[Start of section]
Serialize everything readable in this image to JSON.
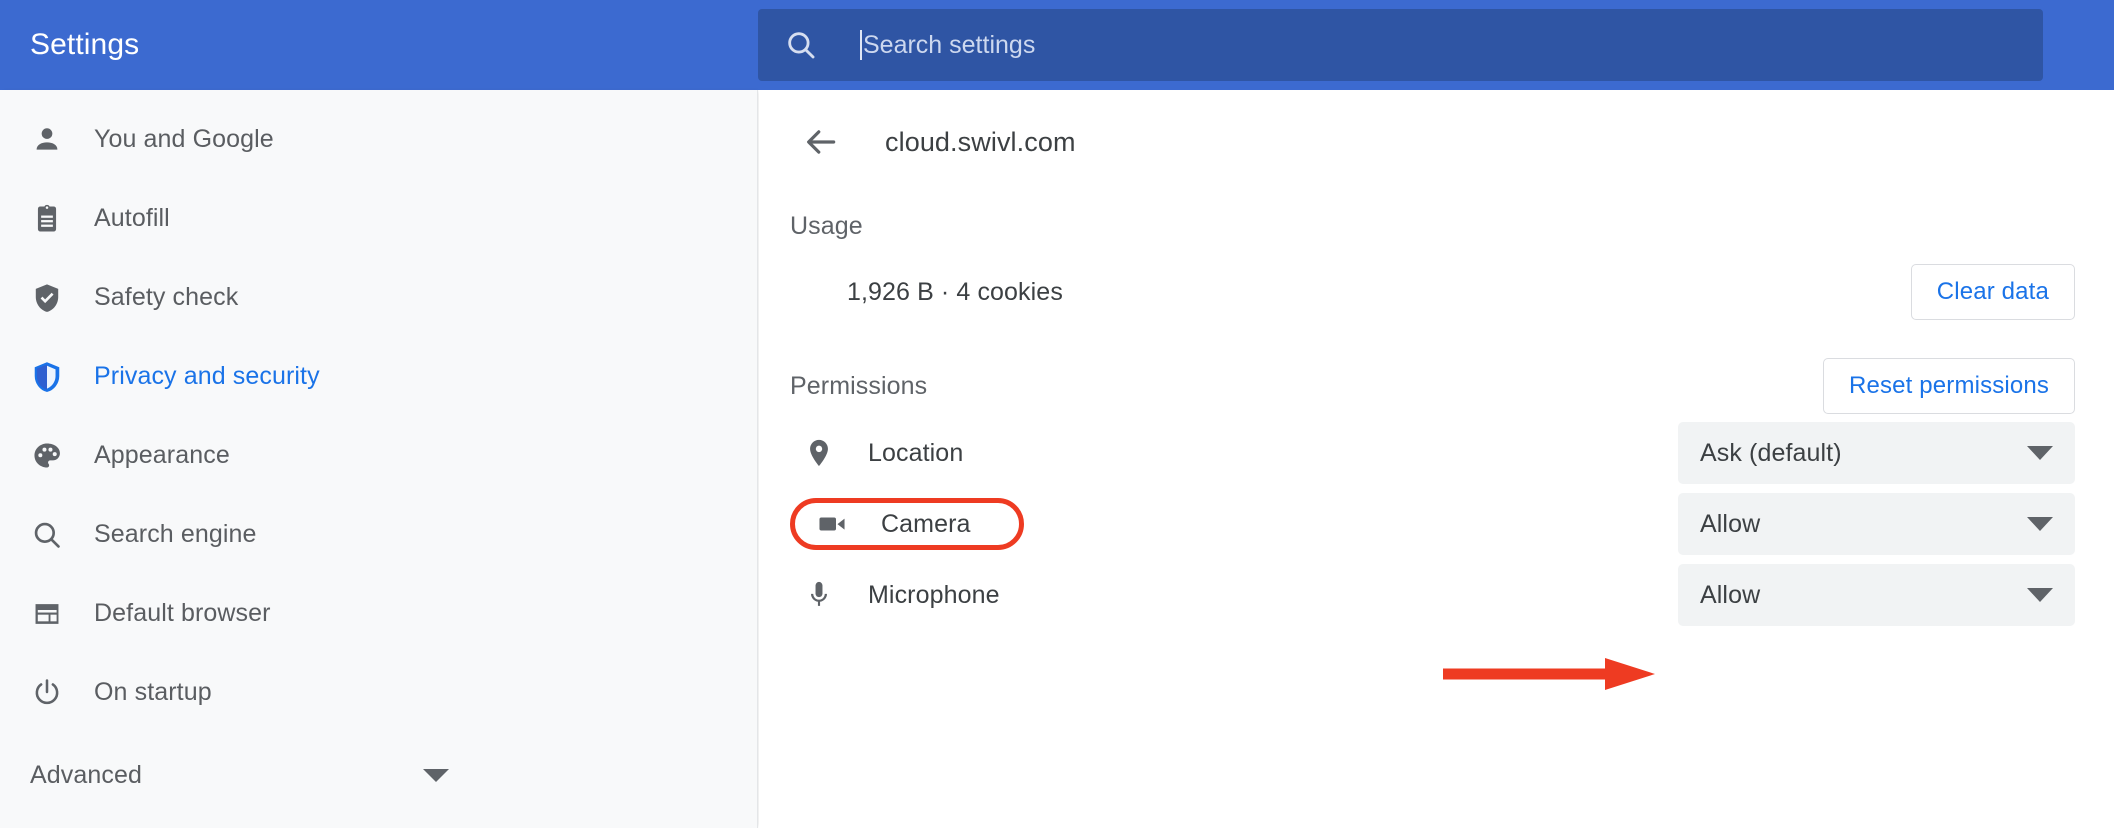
{
  "header": {
    "brand_title": "Settings",
    "search": {
      "icon": "search-icon",
      "placeholder": "Search settings",
      "value": ""
    }
  },
  "sidebar": {
    "items": [
      {
        "label": "You and Google",
        "icon": "person-icon",
        "active": false
      },
      {
        "label": "Autofill",
        "icon": "clipboard-icon",
        "active": false
      },
      {
        "label": "Safety check",
        "icon": "shield-check-icon",
        "active": false
      },
      {
        "label": "Privacy and security",
        "icon": "shield-privacy-icon",
        "active": true
      },
      {
        "label": "Appearance",
        "icon": "palette-icon",
        "active": false
      },
      {
        "label": "Search engine",
        "icon": "search-icon",
        "active": false
      },
      {
        "label": "Default browser",
        "icon": "browser-window-icon",
        "active": false
      },
      {
        "label": "On startup",
        "icon": "power-icon",
        "active": false
      }
    ],
    "advanced": {
      "label": "Advanced",
      "icon": "chevron-down-icon"
    }
  },
  "main": {
    "back_icon": "back-arrow-icon",
    "page_title": "cloud.swivl.com",
    "usage": {
      "section_label": "Usage",
      "detail": "1,926 B · 4 cookies",
      "clear_button": "Clear data"
    },
    "permissions": {
      "section_label": "Permissions",
      "reset_button": "Reset permissions",
      "rows": [
        {
          "label": "Location",
          "icon": "location-pin-icon",
          "value": "Ask (default)",
          "highlighted": false
        },
        {
          "label": "Camera",
          "icon": "video-camera-icon",
          "value": "Allow",
          "highlighted": true
        },
        {
          "label": "Microphone",
          "icon": "microphone-icon",
          "value": "Allow",
          "highlighted": false
        }
      ]
    }
  },
  "annotations": {
    "highlight_color": "#ee3b22",
    "arrow": {
      "icon": "right-arrow-annotation",
      "points_to": "Camera permission dropdown"
    }
  },
  "colors": {
    "header_blue": "#3c6ad0",
    "search_blue": "#2f55a4",
    "accent_blue": "#1a73e8",
    "sidebar_bg": "#f8f9fa",
    "select_bg": "#f1f3f4",
    "annotation_red": "#ee3b22"
  }
}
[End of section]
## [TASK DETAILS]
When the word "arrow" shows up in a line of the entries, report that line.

## [WRITTEN SOLUTION]
    "back_icon": "back-arrow-icon",
    "arrow": {
      "icon": "right-arrow-annotation",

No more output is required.